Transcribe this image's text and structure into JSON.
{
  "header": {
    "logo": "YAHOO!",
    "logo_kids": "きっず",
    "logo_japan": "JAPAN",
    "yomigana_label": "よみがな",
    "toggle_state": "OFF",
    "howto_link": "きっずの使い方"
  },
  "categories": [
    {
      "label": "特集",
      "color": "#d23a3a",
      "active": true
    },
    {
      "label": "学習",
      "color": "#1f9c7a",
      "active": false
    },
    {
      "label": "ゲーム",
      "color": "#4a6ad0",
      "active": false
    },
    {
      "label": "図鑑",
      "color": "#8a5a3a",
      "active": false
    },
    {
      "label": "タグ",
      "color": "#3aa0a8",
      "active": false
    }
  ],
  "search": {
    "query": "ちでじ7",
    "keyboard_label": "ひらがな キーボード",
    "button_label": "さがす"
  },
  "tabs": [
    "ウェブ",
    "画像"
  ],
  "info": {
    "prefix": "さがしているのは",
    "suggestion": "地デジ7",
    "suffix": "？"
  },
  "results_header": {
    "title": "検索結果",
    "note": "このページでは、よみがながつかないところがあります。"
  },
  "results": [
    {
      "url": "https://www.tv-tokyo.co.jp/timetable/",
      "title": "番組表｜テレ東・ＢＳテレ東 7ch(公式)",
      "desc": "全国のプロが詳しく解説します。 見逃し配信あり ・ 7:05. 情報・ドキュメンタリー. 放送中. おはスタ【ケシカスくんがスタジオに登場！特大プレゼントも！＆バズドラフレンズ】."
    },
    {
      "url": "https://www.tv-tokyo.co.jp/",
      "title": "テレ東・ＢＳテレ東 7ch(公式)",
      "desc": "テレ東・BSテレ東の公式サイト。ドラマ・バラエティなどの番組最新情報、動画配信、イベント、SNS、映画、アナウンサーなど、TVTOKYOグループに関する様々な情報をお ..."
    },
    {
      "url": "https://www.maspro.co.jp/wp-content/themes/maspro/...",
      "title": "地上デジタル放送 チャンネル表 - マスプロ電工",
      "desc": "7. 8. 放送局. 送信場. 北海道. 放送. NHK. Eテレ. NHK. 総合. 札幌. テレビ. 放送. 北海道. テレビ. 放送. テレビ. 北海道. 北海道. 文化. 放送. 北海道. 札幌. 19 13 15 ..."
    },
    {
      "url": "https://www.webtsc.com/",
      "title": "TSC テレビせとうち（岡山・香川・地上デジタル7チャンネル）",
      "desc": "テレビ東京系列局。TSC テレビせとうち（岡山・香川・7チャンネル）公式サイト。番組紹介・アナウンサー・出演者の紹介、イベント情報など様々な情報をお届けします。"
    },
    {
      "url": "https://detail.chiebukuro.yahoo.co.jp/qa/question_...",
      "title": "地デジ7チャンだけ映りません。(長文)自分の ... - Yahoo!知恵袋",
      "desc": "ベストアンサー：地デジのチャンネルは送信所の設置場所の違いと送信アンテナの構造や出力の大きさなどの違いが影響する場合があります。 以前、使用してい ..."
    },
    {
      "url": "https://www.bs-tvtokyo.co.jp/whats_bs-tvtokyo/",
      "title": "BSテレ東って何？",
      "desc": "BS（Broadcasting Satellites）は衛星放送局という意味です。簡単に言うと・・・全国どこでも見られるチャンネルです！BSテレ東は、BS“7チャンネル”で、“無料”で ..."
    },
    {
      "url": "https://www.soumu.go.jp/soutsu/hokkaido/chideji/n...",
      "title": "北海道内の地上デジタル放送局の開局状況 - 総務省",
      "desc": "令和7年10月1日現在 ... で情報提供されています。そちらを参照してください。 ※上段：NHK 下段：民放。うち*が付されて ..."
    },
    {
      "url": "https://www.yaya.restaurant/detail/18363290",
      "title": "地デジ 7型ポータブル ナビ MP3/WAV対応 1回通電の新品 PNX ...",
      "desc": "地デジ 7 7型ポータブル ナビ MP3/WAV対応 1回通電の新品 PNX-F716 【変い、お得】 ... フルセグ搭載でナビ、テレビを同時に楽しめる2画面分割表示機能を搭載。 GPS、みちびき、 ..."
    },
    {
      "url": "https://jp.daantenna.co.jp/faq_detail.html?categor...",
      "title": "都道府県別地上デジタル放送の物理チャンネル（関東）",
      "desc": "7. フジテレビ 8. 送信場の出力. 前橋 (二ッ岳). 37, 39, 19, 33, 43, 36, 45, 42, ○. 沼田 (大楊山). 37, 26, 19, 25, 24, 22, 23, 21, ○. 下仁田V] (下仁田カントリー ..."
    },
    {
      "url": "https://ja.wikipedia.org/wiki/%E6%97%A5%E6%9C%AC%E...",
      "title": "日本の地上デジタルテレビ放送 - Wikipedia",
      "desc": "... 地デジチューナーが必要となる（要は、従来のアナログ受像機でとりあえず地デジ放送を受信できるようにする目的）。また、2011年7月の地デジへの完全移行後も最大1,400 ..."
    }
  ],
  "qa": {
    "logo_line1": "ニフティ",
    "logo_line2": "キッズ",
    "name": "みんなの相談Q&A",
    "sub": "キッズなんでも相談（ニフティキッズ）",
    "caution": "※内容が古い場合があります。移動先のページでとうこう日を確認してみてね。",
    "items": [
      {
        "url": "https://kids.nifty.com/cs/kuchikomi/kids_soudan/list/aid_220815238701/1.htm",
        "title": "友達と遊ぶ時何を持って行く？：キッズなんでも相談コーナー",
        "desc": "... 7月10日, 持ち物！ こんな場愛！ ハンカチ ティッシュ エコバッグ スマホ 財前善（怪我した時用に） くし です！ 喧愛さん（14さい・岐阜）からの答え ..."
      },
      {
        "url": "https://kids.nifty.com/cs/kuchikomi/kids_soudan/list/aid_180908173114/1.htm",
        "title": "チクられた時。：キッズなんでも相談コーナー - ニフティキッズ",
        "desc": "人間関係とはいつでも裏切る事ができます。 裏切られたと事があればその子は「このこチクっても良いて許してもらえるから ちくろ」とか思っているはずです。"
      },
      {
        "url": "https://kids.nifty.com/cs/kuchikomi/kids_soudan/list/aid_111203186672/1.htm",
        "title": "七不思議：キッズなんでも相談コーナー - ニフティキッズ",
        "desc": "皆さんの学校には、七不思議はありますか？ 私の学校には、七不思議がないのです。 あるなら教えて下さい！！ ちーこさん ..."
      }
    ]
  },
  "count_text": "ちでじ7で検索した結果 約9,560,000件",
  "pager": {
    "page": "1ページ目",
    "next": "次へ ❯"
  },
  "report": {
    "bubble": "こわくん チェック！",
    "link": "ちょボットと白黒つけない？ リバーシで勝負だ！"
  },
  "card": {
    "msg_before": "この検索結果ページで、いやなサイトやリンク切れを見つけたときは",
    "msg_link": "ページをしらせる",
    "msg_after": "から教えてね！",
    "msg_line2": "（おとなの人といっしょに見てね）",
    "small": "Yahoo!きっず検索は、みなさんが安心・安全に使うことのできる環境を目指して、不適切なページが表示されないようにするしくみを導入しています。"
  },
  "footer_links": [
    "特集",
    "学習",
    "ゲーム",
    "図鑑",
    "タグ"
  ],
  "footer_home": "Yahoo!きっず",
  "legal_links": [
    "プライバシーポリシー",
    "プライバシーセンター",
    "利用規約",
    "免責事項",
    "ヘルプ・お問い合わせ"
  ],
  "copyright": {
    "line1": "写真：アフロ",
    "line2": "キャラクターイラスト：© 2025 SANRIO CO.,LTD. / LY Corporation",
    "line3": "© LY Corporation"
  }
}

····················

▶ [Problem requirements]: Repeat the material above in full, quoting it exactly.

▶ [Output below]:
Transcribe this image's text and structure into JSON.
{
  "header": {
    "logo": "YAHOO!",
    "logo_kids": "きっず",
    "logo_japan": "JAPAN",
    "yomigana_label": "よみがな",
    "toggle_state": "OFF",
    "howto_link": "きっずの使い方"
  },
  "categories": [
    {
      "label": "特集",
      "color": "#d23a3a",
      "active": true
    },
    {
      "label": "学習",
      "color": "#1f9c7a",
      "active": false
    },
    {
      "label": "ゲーム",
      "color": "#4a6ad0",
      "active": false
    },
    {
      "label": "図鑑",
      "color": "#8a5a3a",
      "active": false
    },
    {
      "label": "タグ",
      "color": "#3aa0a8",
      "active": false
    }
  ],
  "search": {
    "query": "ちでじ7",
    "keyboard_label": "ひらがな キーボード",
    "button_label": "さがす"
  },
  "tabs": [
    "ウェブ",
    "画像"
  ],
  "info": {
    "prefix": "さがしているのは",
    "suggestion": "地デジ7",
    "suffix": "？"
  },
  "results_header": {
    "title": "検索結果",
    "note": "このページでは、よみがながつかないところがあります。"
  },
  "results": [
    {
      "url": "https://www.tv-tokyo.co.jp/timetable/",
      "title": "番組表｜テレ東・ＢＳテレ東 7ch(公式)",
      "desc": "全国のプロが詳しく解説します。 見逃し配信あり ・ 7:05. 情報・ドキュメンタリー. 放送中. おはスタ【ケシカスくんがスタジオに登場！特大プレゼントも！＆バズドラフレンズ】."
    },
    {
      "url": "https://www.tv-tokyo.co.jp/",
      "title": "テレ東・ＢＳテレ東 7ch(公式)",
      "desc": "テレ東・BSテレ東の公式サイト。ドラマ・バラエティなどの番組最新情報、動画配信、イベント、SNS、映画、アナウンサーなど、TVTOKYOグループに関する様々な情報をお ..."
    },
    {
      "url": "https://www.maspro.co.jp/wp-content/themes/maspro/...",
      "title": "地上デジタル放送 チャンネル表 - マスプロ電工",
      "desc": "7. 8. 放送局. 送信場. 北海道. 放送. NHK. Eテレ. NHK. 総合. 札幌. テレビ. 放送. 北海道. テレビ. 放送. テレビ. 北海道. 北海道. 文化. 放送. 北海道. 札幌. 19 13 15 ..."
    },
    {
      "url": "https://www.webtsc.com/",
      "title": "TSC テレビせとうち（岡山・香川・地上デジタル7チャンネル）",
      "desc": "テレビ東京系列局。TSC テレビせとうち（岡山・香川・7チャンネル）公式サイト。番組紹介・アナウンサー・出演者の紹介、イベント情報など様々な情報をお届けします。"
    },
    {
      "url": "https://detail.chiebukuro.yahoo.co.jp/qa/question_...",
      "title": "地デジ7チャンだけ映りません。(長文)自分の ... - Yahoo!知恵袋",
      "desc": "ベストアンサー：地デジのチャンネルは送信所の設置場所の違いと送信アンテナの構造や出力の大きさなどの違いが影響する場合があります。 以前、使用してい ..."
    },
    {
      "url": "https://www.bs-tvtokyo.co.jp/whats_bs-tvtokyo/",
      "title": "BSテレ東って何？",
      "desc": "BS（Broadcasting Satellites）は衛星放送局という意味です。簡単に言うと・・・全国どこでも見られるチャンネルです！BSテレ東は、BS“7チャンネル”で、“無料”で ..."
    },
    {
      "url": "https://www.soumu.go.jp/soutsu/hokkaido/chideji/n...",
      "title": "北海道内の地上デジタル放送局の開局状況 - 総務省",
      "desc": "令和7年10月1日現在 ... で情報提供されています。そちらを参照してください。 ※上段：NHK 下段：民放。うち*が付されて ..."
    },
    {
      "url": "https://www.yaya.restaurant/detail/18363290",
      "title": "地デジ 7型ポータブル ナビ MP3/WAV対応 1回通電の新品 PNX ...",
      "desc": "地デジ 7 7型ポータブル ナビ MP3/WAV対応 1回通電の新品 PNX-F716 【変い、お得】 ... フルセグ搭載でナビ、テレビを同時に楽しめる2画面分割表示機能を搭載。 GPS、みちびき、 ..."
    },
    {
      "url": "https://jp.daantenna.co.jp/faq_detail.html?categor...",
      "title": "都道府県別地上デジタル放送の物理チャンネル（関東）",
      "desc": "7. フジテレビ 8. 送信場の出力. 前橋 (二ッ岳). 37, 39, 19, 33, 43, 36, 45, 42, ○. 沼田 (大楊山). 37, 26, 19, 25, 24, 22, 23, 21, ○. 下仁田V] (下仁田カントリー ..."
    },
    {
      "url": "https://ja.wikipedia.org/wiki/%E6%97%A5%E6%9C%AC%E...",
      "title": "日本の地上デジタルテレビ放送 - Wikipedia",
      "desc": "... 地デジチューナーが必要となる（要は、従来のアナログ受像機でとりあえず地デジ放送を受信できるようにする目的）。また、2011年7月の地デジへの完全移行後も最大1,400 ..."
    }
  ],
  "qa": {
    "logo_line1": "ニフティ",
    "logo_line2": "キッズ",
    "name": "みんなの相談Q&A",
    "sub": "キッズなんでも相談（ニフティキッズ）",
    "caution": "※内容が古い場合があります。移動先のページでとうこう日を確認してみてね。",
    "items": [
      {
        "url": "https://kids.nifty.com/cs/kuchikomi/kids_soudan/list/aid_220815238701/1.htm",
        "title": "友達と遊ぶ時何を持って行く？：キッズなんでも相談コーナー",
        "desc": "... 7月10日, 持ち物！ こんな場愛！ ハンカチ ティッシュ エコバッグ スマホ 財前善（怪我した時用に） くし です！ 喧愛さん（14さい・岐阜）からの答え ..."
      },
      {
        "url": "https://kids.nifty.com/cs/kuchikomi/kids_soudan/list/aid_180908173114/1.htm",
        "title": "チクられた時。：キッズなんでも相談コーナー - ニフティキッズ",
        "desc": "人間関係とはいつでも裏切る事ができます。 裏切られたと事があればその子は「このこチクっても良いて許してもらえるから ちくろ」とか思っているはずです。"
      },
      {
        "url": "https://kids.nifty.com/cs/kuchikomi/kids_soudan/list/aid_111203186672/1.htm",
        "title": "七不思議：キッズなんでも相談コーナー - ニフティキッズ",
        "desc": "皆さんの学校には、七不思議はありますか？ 私の学校には、七不思議がないのです。 あるなら教えて下さい！！ ちーこさん ..."
      }
    ]
  },
  "count_text": "ちでじ7で検索した結果 約9,560,000件",
  "pager": {
    "page": "1ページ目",
    "next": "次へ ❯"
  },
  "report": {
    "bubble": "こわくん チェック！",
    "link": "ちょボットと白黒つけない？ リバーシで勝負だ！"
  },
  "card": {
    "msg_before": "この検索結果ページで、いやなサイトやリンク切れを見つけたときは",
    "msg_link": "ページをしらせる",
    "msg_after": "から教えてね！",
    "msg_line2": "（おとなの人といっしょに見てね）",
    "small": "Yahoo!きっず検索は、みなさんが安心・安全に使うことのできる環境を目指して、不適切なページが表示されないようにするしくみを導入しています。"
  },
  "footer_links": [
    "特集",
    "学習",
    "ゲーム",
    "図鑑",
    "タグ"
  ],
  "footer_home": "Yahoo!きっず",
  "legal_links": [
    "プライバシーポリシー",
    "プライバシーセンター",
    "利用規約",
    "免責事項",
    "ヘルプ・お問い合わせ"
  ],
  "copyright": {
    "line1": "写真：アフロ",
    "line2": "キャラクターイラスト：© 2025 SANRIO CO.,LTD. / LY Corporation",
    "line3": "© LY Corporation"
  }
}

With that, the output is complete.